  42. 42.
    Albers DJ, Pivovarov R, Elhadad N, Hripcsak G (2015) Model selection for EHR Laboratory tests preserving healthcare context and underlying physiology. In: American Medical Informatics AssociationGoogle Scholar
  43. 43.
    Pollard H (1934) On the relative stability of the median and arithmetic mean, with particular reference to certain frequency distributions which can be dissected into normal. Ann Math Stat 5:227–262CrossRefzbMATHGoogle Scholar
  44. 44.
    Huber P, Ronchetti E (1975) Robustness of design. Robust Stat.

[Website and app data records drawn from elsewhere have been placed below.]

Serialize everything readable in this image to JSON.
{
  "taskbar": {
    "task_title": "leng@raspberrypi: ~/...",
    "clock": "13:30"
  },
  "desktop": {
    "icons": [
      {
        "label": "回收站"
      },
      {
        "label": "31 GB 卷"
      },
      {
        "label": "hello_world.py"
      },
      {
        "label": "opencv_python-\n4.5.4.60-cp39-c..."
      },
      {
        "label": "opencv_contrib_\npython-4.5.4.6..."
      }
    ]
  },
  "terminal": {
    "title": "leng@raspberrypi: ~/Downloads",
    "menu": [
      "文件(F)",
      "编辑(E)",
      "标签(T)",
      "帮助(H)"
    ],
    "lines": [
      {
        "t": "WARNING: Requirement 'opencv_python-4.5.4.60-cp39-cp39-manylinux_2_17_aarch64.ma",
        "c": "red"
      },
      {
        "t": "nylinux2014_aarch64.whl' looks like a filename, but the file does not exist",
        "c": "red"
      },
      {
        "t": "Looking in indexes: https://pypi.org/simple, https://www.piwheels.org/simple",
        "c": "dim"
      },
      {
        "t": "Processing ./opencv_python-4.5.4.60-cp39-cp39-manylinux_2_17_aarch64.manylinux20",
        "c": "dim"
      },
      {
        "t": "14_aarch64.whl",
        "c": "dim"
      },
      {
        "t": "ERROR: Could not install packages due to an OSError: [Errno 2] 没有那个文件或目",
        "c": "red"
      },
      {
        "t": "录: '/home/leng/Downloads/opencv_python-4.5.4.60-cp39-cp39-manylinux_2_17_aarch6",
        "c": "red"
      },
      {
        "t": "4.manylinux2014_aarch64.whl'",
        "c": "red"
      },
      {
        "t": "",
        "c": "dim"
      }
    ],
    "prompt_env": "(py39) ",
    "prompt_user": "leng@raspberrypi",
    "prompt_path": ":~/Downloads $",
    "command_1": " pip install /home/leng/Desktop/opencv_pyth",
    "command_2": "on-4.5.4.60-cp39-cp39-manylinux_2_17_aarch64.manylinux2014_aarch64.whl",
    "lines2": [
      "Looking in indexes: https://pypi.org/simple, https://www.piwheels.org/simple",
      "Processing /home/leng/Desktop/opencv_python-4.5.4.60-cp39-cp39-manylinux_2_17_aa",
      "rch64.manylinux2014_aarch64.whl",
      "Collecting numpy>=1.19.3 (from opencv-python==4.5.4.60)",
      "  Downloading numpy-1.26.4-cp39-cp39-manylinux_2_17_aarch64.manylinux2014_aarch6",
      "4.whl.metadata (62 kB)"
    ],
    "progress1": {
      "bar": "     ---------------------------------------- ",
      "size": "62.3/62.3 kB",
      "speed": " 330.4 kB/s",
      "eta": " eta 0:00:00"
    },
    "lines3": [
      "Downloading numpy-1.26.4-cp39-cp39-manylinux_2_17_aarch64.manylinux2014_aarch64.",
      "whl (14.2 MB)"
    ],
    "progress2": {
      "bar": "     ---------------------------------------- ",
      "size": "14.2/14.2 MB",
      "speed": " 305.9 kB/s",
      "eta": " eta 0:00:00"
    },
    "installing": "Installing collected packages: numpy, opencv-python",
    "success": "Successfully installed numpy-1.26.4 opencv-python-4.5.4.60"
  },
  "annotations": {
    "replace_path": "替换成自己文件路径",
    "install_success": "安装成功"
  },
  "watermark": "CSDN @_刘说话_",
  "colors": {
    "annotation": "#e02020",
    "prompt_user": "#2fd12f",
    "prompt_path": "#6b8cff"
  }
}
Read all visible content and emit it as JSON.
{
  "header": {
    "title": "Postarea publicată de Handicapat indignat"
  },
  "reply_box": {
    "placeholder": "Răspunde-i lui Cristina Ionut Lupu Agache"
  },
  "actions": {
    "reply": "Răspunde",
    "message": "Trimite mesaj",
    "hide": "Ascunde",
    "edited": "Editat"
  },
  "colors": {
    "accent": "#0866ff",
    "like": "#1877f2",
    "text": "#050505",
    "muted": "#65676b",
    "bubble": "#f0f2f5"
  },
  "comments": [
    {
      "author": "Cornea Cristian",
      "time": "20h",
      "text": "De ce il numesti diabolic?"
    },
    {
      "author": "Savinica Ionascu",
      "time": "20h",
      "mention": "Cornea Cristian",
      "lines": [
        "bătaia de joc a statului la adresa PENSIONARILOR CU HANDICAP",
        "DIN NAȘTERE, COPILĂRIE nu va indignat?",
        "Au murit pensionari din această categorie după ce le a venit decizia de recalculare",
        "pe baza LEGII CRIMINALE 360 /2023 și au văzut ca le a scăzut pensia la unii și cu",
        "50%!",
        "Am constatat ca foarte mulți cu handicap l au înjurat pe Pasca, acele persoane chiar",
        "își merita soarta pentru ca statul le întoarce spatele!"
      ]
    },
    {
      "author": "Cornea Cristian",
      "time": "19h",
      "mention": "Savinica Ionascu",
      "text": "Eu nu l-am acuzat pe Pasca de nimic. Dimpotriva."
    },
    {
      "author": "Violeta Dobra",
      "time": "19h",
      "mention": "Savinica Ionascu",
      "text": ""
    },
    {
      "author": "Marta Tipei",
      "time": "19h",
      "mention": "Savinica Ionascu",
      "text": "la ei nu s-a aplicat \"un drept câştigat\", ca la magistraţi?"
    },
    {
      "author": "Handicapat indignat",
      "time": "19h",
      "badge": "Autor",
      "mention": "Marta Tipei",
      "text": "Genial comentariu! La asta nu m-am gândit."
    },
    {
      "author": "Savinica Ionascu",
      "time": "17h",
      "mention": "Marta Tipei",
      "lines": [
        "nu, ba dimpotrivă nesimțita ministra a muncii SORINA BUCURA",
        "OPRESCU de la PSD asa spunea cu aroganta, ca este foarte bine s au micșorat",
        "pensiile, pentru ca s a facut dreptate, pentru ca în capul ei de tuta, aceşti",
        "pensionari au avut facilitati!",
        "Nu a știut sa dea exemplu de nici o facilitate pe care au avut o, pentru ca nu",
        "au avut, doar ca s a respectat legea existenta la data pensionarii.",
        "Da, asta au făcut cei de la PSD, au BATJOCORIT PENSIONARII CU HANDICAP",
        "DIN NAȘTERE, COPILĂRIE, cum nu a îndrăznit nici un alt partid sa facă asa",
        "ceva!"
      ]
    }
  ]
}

Second Ed. 239–248Google Scholar
  45. 45.
    Verleysen M, François D (2005) The curse of dimensionality in data mining and time series prediction. In: computational intelligence and bioinspired systems. pp. 758–770. Springer Berlin HeidelbergGoogle Scholar
  46. 46.
    Deza M, Deza E (2009) Encyclopedia of distances. Springer, Berlin HeidelbergCrossRefzbMATHGoogle Scholar
  47. 47.
    Brown MB, Forsythe AB (1974) 372: the Anova and multiple comparisons for data with heterogeneous variances. Biometrics 30:719–724. doi: 10.2307/2529238 MathSciNetCrossRefzbMATHGoogle Scholar
  48. 48.
    Eisenberg DL, Schreiber CA, Turok DK, Teal SB, Westhoff CL, Creinin MD (2015) Three-year efficacy and safety of a new 52-mg levonorgestrel-releasing intrauterine system. Contraception 92:10–16. doi: 10.1016/j.contraception.2015.04.006 CrossRefGoogle Scholar
  49. 49.
    Kent DM, Rothwell PM, Ioannidis JP, Altman DG, Hayward RA, Black D, Feinstein A et al (2010) Assessing and reporting heterogeneity in treatment effects in clinical trials: a proposal. Trials 11:1. doi: 10.1186/1745-6215-11-85 CrossRefGoogle Scholar
  50. 50.
    Karian Z, Dudewicz E (2000) Fitting statistical distributions: the generalized lambda distribution and generalized bootstrap methodsGoogle Scholar
  51. 51.
    Sen A, Chakrabarti S, Goldstein A, Wang S, Ryan P, Weng C (2016) GIST 2.0: A Scalable Multi-trait Metric for Quantifying Population Representativeness of Individual Clinical Studies. J Biomed Inform 63:325–336. doi: 10.1016/j.jbi.2016.09.003 CrossRefGoogle Scholar
  52. 52.
    Hersh W, Weiner M, Embi P, Logan J (2013) Caveats for the use of operational electronic health record data in comparative effectiveness research. Med Care 51:S30CrossRefGoogle Scholar
  53. 53.
    Weiskopf N, Weng C (2013) Methods and dimensions of electronic health record data quality assessment: enabling reuse for clinical research. J Am Med Informatics Assoc 20:144–151CrossRefGoogle Scholar

Copyright information

© Springer International Publishing AG 2017

Authors and Affiliations

  1. 1.Department of Biomedical InformaticsColumbia UniversityNew YorkUSA
  2. 2.National Institute of HealthNational Library of MedicineBethesdaUSA
  3. 3.Department of AnesthesiologyColumbia UniversityNew YorkUSA

Personalised recommendations